## [INPUT FOR THIS TASK]
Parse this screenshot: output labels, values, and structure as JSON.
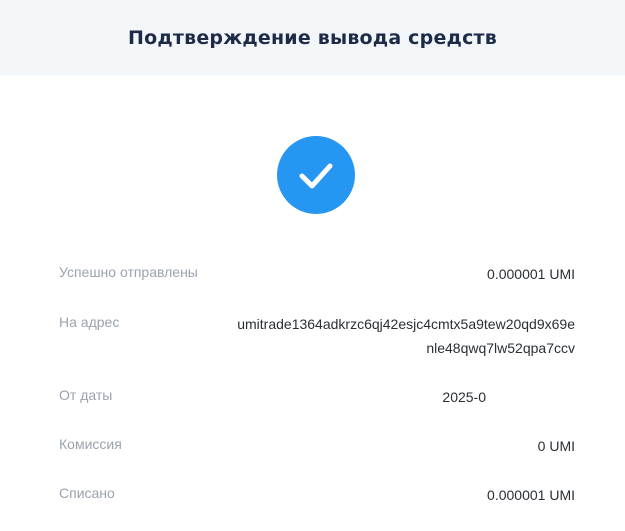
{
  "header": {
    "title": "Подтверждение вывода средств"
  },
  "status": {
    "icon": "checkmark-icon",
    "color": "#2596f2"
  },
  "details": [
    {
      "label": "Успешно отправлены",
      "value": "0.000001 UMI"
    },
    {
      "label": "На адрес",
      "value": "umitrade1364adkrzc6qj42esjc4cmtx5a9tew20qd9x69enle48qwq7lw52qpa7ccv"
    },
    {
      "label": "От даты",
      "value": "2025-0"
    },
    {
      "label": "Комиссия",
      "value": "0 UMI"
    },
    {
      "label": "Списано",
      "value": "0.000001 UMI"
    }
  ]
}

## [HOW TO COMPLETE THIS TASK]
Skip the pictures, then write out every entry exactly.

## [RESPONSE TO THIS EXERCISE]
Parse this screenshot: output labels, values, and structure as JSON.
{
  "header": {
    "title": "Подтверждение вывода средств"
  },
  "status": {
    "icon": "checkmark-icon",
    "color": "#2596f2"
  },
  "details": [
    {
      "label": "Успешно отправлены",
      "value": "0.000001 UMI"
    },
    {
      "label": "На адрес",
      "value": "umitrade1364adkrzc6qj42esjc4cmtx5a9tew20qd9x69enle48qwq7lw52qpa7ccv"
    },
    {
      "label": "От даты",
      "value": "2025-0"
    },
    {
      "label": "Комиссия",
      "value": "0 UMI"
    },
    {
      "label": "Списано",
      "value": "0.000001 UMI"
    }
  ]
}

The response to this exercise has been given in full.